▶ **PROBLEM STATEMENT**:
Please filter the listing below and copy out the lines that hold "выбрали".

▶ **MATERIAL FOR THE TASK**:
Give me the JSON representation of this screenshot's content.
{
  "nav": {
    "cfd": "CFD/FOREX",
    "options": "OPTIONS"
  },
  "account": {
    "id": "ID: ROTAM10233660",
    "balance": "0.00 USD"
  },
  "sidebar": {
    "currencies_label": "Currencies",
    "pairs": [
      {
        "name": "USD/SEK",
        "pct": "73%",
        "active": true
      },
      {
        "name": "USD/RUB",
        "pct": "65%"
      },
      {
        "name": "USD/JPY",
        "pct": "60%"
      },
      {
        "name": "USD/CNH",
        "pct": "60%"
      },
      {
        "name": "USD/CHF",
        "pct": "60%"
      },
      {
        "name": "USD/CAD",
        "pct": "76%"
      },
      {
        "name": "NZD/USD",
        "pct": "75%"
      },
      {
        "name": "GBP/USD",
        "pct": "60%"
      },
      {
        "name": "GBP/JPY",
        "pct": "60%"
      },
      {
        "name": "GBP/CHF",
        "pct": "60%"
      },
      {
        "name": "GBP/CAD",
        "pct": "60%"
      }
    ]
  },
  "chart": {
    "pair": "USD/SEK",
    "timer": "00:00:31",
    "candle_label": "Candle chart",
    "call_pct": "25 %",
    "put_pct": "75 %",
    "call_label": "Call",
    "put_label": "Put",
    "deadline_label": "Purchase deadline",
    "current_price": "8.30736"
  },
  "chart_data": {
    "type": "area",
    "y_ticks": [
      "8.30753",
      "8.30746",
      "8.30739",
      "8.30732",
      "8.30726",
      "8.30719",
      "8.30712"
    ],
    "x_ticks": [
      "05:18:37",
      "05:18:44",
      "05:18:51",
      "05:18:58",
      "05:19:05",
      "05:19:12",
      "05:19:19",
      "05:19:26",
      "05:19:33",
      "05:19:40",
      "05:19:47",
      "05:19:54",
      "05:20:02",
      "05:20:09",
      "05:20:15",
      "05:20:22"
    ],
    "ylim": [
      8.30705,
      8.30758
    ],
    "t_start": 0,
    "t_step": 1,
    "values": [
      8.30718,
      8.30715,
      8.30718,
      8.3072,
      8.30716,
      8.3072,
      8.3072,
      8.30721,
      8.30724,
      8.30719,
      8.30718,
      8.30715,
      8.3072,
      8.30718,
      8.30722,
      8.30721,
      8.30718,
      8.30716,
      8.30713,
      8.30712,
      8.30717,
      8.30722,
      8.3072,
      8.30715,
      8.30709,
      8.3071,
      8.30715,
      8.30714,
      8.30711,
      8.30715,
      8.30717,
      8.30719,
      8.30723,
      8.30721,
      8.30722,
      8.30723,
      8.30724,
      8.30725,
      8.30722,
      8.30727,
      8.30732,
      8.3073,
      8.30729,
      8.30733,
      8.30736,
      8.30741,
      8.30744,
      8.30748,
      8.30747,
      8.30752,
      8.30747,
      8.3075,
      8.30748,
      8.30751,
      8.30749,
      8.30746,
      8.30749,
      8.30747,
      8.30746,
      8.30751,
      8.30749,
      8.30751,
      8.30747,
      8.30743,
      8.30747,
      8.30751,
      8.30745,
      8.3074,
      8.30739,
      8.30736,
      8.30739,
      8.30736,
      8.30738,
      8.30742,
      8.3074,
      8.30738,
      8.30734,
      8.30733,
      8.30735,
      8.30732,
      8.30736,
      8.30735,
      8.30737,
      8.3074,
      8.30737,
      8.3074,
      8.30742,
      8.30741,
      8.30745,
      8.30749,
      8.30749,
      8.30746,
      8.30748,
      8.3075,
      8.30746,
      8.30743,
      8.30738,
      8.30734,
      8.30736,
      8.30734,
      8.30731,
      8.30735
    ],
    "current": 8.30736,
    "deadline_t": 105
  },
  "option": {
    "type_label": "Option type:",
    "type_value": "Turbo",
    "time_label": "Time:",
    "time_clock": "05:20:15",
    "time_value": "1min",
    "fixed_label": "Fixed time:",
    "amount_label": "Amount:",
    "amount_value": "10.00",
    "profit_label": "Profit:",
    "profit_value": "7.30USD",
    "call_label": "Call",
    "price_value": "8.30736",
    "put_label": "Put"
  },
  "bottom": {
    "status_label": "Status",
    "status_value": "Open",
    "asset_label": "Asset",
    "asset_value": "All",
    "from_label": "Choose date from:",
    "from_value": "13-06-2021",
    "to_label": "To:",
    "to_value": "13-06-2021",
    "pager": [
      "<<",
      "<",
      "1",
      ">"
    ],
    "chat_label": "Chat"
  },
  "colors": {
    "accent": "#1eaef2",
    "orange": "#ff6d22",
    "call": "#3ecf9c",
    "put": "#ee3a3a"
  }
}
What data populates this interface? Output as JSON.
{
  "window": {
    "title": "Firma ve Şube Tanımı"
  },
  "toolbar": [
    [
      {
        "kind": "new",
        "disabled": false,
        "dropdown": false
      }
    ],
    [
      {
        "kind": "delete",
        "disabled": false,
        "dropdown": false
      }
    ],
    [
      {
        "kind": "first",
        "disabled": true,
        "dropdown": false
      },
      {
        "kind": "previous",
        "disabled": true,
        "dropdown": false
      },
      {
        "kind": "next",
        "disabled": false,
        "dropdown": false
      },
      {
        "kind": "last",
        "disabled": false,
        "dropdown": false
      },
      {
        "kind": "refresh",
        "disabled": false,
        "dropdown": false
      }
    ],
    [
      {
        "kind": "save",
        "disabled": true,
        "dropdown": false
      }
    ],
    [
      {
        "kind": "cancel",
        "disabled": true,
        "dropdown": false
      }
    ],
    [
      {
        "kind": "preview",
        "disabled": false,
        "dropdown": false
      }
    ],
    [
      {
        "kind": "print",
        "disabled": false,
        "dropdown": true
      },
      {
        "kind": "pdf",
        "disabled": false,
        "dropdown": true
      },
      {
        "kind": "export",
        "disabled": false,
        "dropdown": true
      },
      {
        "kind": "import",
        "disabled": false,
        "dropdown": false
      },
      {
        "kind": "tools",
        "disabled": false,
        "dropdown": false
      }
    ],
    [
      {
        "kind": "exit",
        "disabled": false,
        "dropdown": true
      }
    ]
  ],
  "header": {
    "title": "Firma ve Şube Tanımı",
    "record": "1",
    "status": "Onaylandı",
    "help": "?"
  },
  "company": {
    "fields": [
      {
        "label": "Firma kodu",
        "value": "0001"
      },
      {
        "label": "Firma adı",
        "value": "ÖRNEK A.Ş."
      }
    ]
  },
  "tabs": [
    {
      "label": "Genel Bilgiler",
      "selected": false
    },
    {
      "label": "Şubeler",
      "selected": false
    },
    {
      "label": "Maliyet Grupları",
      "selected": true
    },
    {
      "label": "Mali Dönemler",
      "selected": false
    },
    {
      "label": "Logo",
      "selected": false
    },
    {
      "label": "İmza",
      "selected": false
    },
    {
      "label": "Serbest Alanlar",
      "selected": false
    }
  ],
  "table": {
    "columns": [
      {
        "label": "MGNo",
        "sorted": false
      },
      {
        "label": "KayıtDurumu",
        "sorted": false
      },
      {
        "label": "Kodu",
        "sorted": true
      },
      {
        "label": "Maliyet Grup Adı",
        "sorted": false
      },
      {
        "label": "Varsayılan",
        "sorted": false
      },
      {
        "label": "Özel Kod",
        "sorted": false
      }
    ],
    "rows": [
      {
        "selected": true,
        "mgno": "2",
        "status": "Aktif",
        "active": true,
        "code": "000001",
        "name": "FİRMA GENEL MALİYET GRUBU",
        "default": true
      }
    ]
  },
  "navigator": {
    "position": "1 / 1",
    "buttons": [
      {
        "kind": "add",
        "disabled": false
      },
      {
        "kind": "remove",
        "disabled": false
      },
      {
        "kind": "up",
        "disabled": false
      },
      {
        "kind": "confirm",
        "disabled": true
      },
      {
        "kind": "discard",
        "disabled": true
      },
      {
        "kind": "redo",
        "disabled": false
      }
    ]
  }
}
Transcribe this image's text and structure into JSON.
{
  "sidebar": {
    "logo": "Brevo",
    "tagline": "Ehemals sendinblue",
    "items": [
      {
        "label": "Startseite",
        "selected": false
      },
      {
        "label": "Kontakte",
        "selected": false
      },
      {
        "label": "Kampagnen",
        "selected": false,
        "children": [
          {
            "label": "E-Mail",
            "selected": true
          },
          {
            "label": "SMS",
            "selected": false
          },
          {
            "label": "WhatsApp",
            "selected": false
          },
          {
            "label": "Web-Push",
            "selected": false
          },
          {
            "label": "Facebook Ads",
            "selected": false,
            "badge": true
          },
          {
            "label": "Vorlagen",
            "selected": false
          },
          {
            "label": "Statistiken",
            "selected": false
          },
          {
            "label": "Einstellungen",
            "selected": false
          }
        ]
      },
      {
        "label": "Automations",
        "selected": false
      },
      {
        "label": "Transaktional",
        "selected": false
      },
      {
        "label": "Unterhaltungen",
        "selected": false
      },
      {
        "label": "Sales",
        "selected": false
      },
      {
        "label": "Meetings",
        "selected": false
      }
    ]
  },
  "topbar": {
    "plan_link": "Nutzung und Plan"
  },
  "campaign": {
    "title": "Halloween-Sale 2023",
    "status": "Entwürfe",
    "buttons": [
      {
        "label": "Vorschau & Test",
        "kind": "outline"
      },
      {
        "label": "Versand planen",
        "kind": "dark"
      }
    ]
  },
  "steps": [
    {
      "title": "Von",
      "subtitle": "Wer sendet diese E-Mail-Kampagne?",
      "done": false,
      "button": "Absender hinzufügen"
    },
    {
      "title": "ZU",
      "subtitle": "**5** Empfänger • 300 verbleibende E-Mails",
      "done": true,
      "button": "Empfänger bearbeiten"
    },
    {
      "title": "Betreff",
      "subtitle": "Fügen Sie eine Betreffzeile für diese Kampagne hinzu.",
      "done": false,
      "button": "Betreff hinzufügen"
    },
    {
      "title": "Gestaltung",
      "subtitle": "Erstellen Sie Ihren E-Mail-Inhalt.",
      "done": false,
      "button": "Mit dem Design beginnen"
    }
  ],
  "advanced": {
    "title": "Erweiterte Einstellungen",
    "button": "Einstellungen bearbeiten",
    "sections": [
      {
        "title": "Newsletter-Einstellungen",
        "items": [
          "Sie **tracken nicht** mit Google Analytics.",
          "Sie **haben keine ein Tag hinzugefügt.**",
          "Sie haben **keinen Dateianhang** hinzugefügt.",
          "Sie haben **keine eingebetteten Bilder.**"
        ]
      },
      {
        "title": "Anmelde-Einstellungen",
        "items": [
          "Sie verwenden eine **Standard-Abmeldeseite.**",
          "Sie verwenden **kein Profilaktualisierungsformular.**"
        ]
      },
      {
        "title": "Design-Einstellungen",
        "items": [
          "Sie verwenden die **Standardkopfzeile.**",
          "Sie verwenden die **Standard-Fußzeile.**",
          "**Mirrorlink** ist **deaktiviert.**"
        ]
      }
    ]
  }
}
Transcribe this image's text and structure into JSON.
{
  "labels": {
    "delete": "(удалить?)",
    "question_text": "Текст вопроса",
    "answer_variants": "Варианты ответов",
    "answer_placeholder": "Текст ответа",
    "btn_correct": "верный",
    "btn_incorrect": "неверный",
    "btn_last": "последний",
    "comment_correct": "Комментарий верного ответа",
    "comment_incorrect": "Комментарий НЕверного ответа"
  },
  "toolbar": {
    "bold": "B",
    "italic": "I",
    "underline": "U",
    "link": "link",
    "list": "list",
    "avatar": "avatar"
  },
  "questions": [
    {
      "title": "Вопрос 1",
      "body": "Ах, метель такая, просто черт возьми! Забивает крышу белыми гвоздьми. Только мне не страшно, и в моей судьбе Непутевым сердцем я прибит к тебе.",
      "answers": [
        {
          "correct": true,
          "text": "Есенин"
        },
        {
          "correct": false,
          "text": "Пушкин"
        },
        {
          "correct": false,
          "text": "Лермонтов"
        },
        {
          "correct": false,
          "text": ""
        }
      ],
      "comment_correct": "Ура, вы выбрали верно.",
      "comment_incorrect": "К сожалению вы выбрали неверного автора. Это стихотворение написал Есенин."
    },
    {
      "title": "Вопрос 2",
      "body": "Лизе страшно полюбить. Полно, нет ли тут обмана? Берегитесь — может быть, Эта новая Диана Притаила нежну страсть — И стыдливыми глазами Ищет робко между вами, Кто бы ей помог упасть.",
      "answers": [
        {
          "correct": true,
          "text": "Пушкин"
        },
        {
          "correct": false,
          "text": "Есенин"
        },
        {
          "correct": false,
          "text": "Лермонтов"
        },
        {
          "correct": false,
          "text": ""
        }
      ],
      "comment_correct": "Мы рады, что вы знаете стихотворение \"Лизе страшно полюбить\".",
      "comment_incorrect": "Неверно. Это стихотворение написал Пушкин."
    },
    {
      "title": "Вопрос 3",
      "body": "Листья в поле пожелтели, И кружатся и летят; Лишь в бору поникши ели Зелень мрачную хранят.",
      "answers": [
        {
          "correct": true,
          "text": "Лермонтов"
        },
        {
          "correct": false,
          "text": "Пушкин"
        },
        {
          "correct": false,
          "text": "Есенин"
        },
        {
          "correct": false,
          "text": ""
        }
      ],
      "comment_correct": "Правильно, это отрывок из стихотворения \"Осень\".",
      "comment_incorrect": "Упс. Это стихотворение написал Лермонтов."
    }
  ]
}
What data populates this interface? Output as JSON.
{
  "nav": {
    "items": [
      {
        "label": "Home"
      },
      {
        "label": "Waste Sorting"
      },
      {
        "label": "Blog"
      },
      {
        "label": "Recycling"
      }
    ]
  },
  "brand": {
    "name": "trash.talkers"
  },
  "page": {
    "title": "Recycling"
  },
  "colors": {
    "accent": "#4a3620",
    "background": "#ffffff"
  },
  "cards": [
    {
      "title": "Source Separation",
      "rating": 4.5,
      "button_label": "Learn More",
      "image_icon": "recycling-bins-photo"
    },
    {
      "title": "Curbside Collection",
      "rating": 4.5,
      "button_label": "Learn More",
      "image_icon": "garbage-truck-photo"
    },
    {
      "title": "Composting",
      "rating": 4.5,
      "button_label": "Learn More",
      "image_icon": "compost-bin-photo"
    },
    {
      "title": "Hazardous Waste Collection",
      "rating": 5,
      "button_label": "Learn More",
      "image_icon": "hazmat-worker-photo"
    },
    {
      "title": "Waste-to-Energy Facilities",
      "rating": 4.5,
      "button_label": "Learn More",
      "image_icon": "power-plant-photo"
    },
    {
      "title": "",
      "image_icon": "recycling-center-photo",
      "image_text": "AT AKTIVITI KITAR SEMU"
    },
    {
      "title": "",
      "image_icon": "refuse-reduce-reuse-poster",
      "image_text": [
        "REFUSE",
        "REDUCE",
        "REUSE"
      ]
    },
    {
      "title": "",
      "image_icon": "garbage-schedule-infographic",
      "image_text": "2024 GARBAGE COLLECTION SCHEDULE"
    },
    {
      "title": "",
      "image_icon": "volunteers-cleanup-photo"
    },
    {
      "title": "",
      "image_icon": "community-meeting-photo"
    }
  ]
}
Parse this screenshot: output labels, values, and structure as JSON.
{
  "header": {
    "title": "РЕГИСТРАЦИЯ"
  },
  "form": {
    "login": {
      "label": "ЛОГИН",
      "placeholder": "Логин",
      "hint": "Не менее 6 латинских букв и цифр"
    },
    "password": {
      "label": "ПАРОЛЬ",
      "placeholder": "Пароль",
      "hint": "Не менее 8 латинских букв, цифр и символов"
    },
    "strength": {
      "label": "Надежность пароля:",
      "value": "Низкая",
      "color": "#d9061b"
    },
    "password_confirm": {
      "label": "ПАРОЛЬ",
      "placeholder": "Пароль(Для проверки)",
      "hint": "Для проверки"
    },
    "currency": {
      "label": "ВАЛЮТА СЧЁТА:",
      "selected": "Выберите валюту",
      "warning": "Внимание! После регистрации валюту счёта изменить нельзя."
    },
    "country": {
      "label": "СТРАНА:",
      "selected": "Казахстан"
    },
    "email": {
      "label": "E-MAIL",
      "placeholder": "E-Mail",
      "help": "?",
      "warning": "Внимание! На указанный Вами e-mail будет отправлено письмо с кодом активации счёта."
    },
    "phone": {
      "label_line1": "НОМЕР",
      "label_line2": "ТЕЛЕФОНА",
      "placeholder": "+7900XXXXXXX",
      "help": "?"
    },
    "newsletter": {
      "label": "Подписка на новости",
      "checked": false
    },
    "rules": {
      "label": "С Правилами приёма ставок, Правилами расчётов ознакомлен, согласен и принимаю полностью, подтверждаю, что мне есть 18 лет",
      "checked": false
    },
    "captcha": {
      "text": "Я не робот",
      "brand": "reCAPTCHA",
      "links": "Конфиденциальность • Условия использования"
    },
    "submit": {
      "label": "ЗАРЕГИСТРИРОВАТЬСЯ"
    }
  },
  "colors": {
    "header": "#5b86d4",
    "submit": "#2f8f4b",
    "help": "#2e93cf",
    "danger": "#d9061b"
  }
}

▶ **PROBLEM SOLUTION**:
      "comment_correct": "Ура, вы выбрали верно.",
      "comment_incorrect": "К сожалению вы выбрали неверного автора. Это стихотворение написал Есенин."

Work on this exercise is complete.